To properly examine the effects of technology in distilling and how it’s changing the game, we need to really go back in time to begin with.
Where was distilling first discovered? Always a hotly contested subject among whisky buffs, as some say that the first use of distillation occurred in China, Egypt, or perhaps Mesopotamia. This ‘distillate’ was then mostly to create balms, essences, and perfumes. The first recorded examples however for spirit was somewhere in the fourth century B.C. where Aristotle suggested the possibility of spirit distillation when he wrote: “Seawater can be made potable by distillation as well and wine and other liquids can be submitted to the same process.” He wasn’t wrong!
Civilisations in almost every part of the world developed some form of alcoholic beverage very early in their history. The Chinese were distilling a beverage from rice by 800 BC. There is sketchy evidence to support the Romans were doing so at the same time, but by 100AD they certainly were. Further, there’s writings and evidence that the French, Spanish and Portuguese were distilling wines then, limited until the 8th century after contact with the Arabs.
Over time, technology has constantly changed how distillate is made, improving on old methods to produce spirit, and refining the process, or in some cases, modifying it beyond belief. One of those major changes happened in the 11th century when Avicenna invented a coiled pipe which allowed the plant vapour and stream to cool down more effectively than previous distillers that used a straight cooling pipe. This kind of innovation changed spirit forever. That’s essentially a technological change in spirit development that has shaped it for centuries since.
Scrolling a bit further along in history, we can thank the Turks. Perhaps not for their invasions of Europe during the 14th and 15th centuries, but for what they left behind including once strongly-held secrets from their civilisation. Their development into the ‘al-ambiq’ or as we know it today as ‘alembic’ still, was one of those secrets that ended up in widespread use across Europe as a result. Two vessels connected by a tube and used to create an alchemical reaction via heat. What an innovation that we take for granted now!
That alembic still for quite some time still held the dream by alchemists that it would produce pure gold from the use, but instead ended up making lots of acqua vitae, or eau de vie, meaning ‘water of life’. Not originally made for enjoyment as we do today, but instead praised for their therapeutic qualities and even pharmaceutical ones with reports of distilled spirits offering a feeling of relaxation and well-being. I’d agree with that even today! It was then in 1526 Paracelsus used a water bath, or known then as a ’Balneum Mariae’, for the first time. It prevented the flask from cracking while heating up, and stabilised the liquid’s temperature. The vapour cooling system was also improved. You have to remember however that back in 1526 the spirit was being enjoyed across the world in different ways, but almost always straight from the still, likely always single-distilled, and at ‘still strength’ in most instances. The ‘accidental ageing’ that a wooden cask did to the spirit come the early-mid 1800’s from the spirit travelling around the world on a vessel was an innovation and relative technological marvel.
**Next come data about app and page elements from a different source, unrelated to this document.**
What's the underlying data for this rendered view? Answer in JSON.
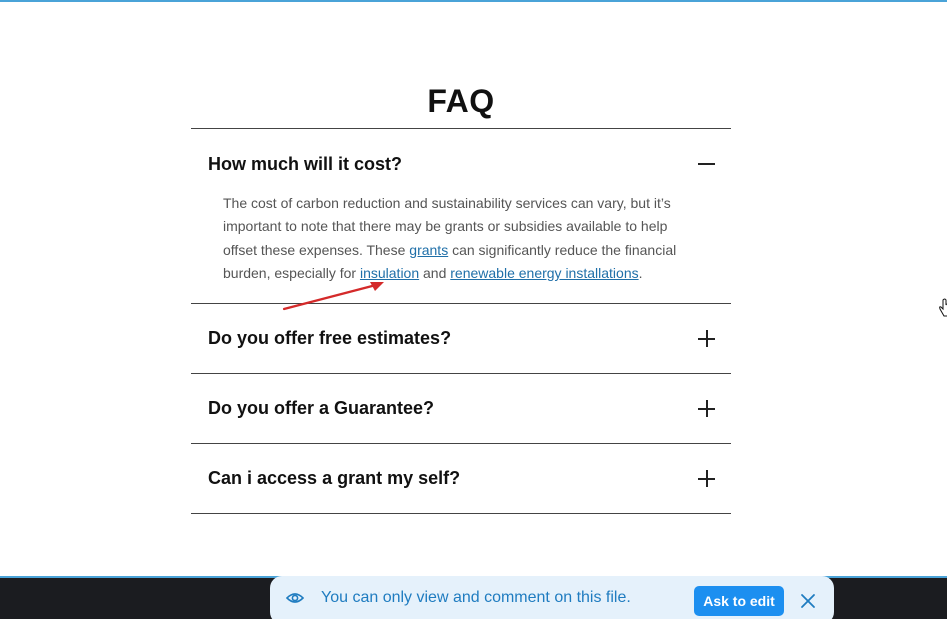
{
  "faq": {
    "title": "FAQ",
    "items": [
      {
        "question": "How much will it cost?",
        "state": "expanded",
        "toggle_icon": "minus-icon",
        "answer": {
          "part1": "The cost of carbon reduction and sustainability services can vary, but it’s important to note that there may be grants or subsidies available to help offset these expenses. These ",
          "link1": "grants",
          "part2": " can significantly reduce the financial burden, especially for ",
          "link2": "insulation",
          "part3": " and ",
          "link3": "renewable energy installations",
          "part4": "."
        }
      },
      {
        "question": "Do you offer free estimates?",
        "state": "collapsed",
        "toggle_icon": "plus-icon"
      },
      {
        "question": "Do you offer a Guarantee?",
        "state": "collapsed",
        "toggle_icon": "plus-icon"
      },
      {
        "question": "Can i access a grant my self?",
        "state": "collapsed",
        "toggle_icon": "plus-icon"
      }
    ]
  },
  "annotation": {
    "icon": "red-arrow-icon",
    "color": "#d42a2a"
  },
  "notice": {
    "icon": "eye-icon",
    "text": "You can only view and comment on this file.",
    "ask_button": "Ask to edit",
    "close_icon": "close-icon"
  },
  "colors": {
    "accent": "#1c8ff0",
    "link": "#1f6fa8",
    "notice_bg": "#e5f1fb",
    "footer_bg": "#1b1c20"
  }
}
So scaling a period of nearly 2,000 years, we’ve seen some incredible developments in design, construction, and shaping how spirit tastes. But what about the last 50 years or so? Many writers and futurists will claim the rate of human progress and technological development is accelerating, and I’m inclined to agree. We’ve seen mass-scale of coopering and wood management, diversity of spirit increase at the same time as homogenisation, and in more recent years an explosion of new distilleries across the whole world producing the widest array of interesting spirit. Even in this very Outturn we have one release that is a proper ‘new world’ whisky distillery out of Wales that makes a single distilled spirit, and we also have a genuine historical timepiece out of distillery 24 that will transport even the most jaded sherried whisky fan to another decade. It’s like pitting a Delorean up against a Tesla… In other words, technology moves on, the rate likely increases, and we, as the whisky appreciators can take this journey with open palates with the Society, and continue tasting, sharing, discussing, and looking forward to the future.